Work required: Could you reproduce all of the records exactly?

Dataset rows describing interfaces
★ ★ ★

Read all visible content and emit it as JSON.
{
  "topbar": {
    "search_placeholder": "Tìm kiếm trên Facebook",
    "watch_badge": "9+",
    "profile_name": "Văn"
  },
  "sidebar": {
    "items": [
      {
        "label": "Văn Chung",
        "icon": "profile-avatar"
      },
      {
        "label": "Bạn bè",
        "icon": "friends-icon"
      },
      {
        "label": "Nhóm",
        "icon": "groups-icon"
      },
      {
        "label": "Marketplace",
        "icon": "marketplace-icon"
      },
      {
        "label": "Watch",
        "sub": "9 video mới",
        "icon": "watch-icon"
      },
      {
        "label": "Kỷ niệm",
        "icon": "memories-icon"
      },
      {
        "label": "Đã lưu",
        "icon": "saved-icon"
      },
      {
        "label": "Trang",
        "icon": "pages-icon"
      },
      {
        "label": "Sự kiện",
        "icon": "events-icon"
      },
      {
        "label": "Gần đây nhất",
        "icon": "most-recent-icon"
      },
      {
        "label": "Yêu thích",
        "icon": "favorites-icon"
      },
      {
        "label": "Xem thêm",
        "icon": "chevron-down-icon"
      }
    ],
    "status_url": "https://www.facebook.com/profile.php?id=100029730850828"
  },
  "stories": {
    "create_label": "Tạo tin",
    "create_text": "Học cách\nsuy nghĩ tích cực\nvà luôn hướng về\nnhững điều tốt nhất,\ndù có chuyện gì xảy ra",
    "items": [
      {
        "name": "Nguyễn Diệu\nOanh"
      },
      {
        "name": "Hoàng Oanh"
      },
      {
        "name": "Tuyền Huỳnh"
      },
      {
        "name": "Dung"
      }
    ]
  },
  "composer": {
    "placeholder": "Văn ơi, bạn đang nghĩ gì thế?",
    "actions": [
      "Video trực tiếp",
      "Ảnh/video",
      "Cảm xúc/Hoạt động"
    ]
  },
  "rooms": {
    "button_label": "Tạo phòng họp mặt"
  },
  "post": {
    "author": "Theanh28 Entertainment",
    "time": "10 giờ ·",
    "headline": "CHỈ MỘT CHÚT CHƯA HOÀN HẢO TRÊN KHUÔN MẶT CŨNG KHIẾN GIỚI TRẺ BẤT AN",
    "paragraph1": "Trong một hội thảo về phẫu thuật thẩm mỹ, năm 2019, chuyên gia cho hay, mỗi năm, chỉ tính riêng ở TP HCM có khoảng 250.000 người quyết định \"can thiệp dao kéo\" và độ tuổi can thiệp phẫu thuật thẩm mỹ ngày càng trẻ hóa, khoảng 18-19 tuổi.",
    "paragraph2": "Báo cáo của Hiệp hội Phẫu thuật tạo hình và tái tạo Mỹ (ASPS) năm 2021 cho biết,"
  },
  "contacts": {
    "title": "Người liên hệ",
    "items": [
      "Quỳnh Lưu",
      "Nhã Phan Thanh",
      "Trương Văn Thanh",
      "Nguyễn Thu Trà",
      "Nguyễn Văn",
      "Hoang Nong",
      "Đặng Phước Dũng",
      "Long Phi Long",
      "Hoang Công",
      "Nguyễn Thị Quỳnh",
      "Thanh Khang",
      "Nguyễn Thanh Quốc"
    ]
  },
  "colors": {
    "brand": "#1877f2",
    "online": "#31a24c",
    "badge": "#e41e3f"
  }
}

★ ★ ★

Answer for this exercise:
Read all visible content and emit it as JSON.
{
  "topbar": {
    "search_placeholder": "Tìm kiếm trên Facebook",
    "watch_badge": "9+",
    "profile_name": "Văn"
  },
  "sidebar": {
    "items": [
      {
        "label": "Văn Chung",
        "icon": "profile-avatar"
      },
      {
        "label": "Bạn bè",
        "icon": "friends-icon"
      },
      {
        "label": "Nhóm",
        "icon": "groups-icon"
      },
      {
        "label": "Marketplace",
        "icon": "marketplace-icon"
      },
      {
        "label": "Watch",
        "sub": "9 video mới",
        "icon": "watch-icon"
      },
      {
        "label": "Kỷ niệm",
        "icon": "memories-icon"
      },
      {
        "label": "Đã lưu",
        "icon": "saved-icon"
      },
      {
        "label": "Trang",
        "icon": "pages-icon"
      },
      {
        "label": "Sự kiện",
        "icon": "events-icon"
      },
      {
        "label": "Gần đây nhất",
        "icon": "most-recent-icon"
      },
      {
        "label": "Yêu thích",
        "icon": "favorites-icon"
      },
      {
        "label": "Xem thêm",
        "icon": "chevron-down-icon"
      }
    ],
    "status_url": "https://www.facebook.com/profile.php?id=100029730850828"
  },
  "stories": {
    "create_label": "Tạo tin",
    "create_text": "Học cách\nsuy nghĩ tích cực\nvà luôn hướng về\nnhững điều tốt nhất,\ndù có chuyện gì xảy ra",
    "items": [
      {
        "name": "Nguyễn Diệu\nOanh"
      },
      {
        "name": "Hoàng Oanh"
      },
      {
        "name": "Tuyền Huỳnh"
      },
      {
        "name": "Dung"
      }
    ]
  },
  "composer": {
    "placeholder": "Văn ơi, bạn đang nghĩ gì thế?",
    "actions": [
      "Video trực tiếp",
      "Ảnh/video",
      "Cảm xúc/Hoạt động"
    ]
  },
  "rooms": {
    "button_label": "Tạo phòng họp mặt"
  },
  "post": {
    "author": "Theanh28 Entertainment",
    "time": "10 giờ ·",
    "headline": "CHỈ MỘT CHÚT CHƯA HOÀN HẢO TRÊN KHUÔN MẶT CŨNG KHIẾN GIỚI TRẺ BẤT AN",
    "paragraph1": "Trong một hội thảo về phẫu thuật thẩm mỹ, năm 2019, chuyên gia cho hay, mỗi năm, chỉ tính riêng ở TP HCM có khoảng 250.000 người quyết định \"can thiệp dao kéo\" và độ tuổi can thiệp phẫu thuật thẩm mỹ ngày càng trẻ hóa, khoảng 18-19 tuổi.",
    "paragraph2": "Báo cáo của Hiệp hội Phẫu thuật tạo hình và tái tạo Mỹ (ASPS) năm 2021 cho biết,"
  },
  "contacts": {
    "title": "Người liên hệ",
    "items": [
      "Quỳnh Lưu",
      "Nhã Phan Thanh",
      "Trương Văn Thanh",
      "Nguyễn Thu Trà",
      "Nguyễn Văn",
      "Hoang Nong",
      "Đặng Phước Dũng",
      "Long Phi Long",
      "Hoang Công",
      "Nguyễn Thị Quỳnh",
      "Thanh Khang",
      "Nguyễn Thanh Quốc"
    ]
  },
  "colors": {
    "brand": "#1877f2",
    "online": "#31a24c",
    "badge": "#e41e3f"
  }
}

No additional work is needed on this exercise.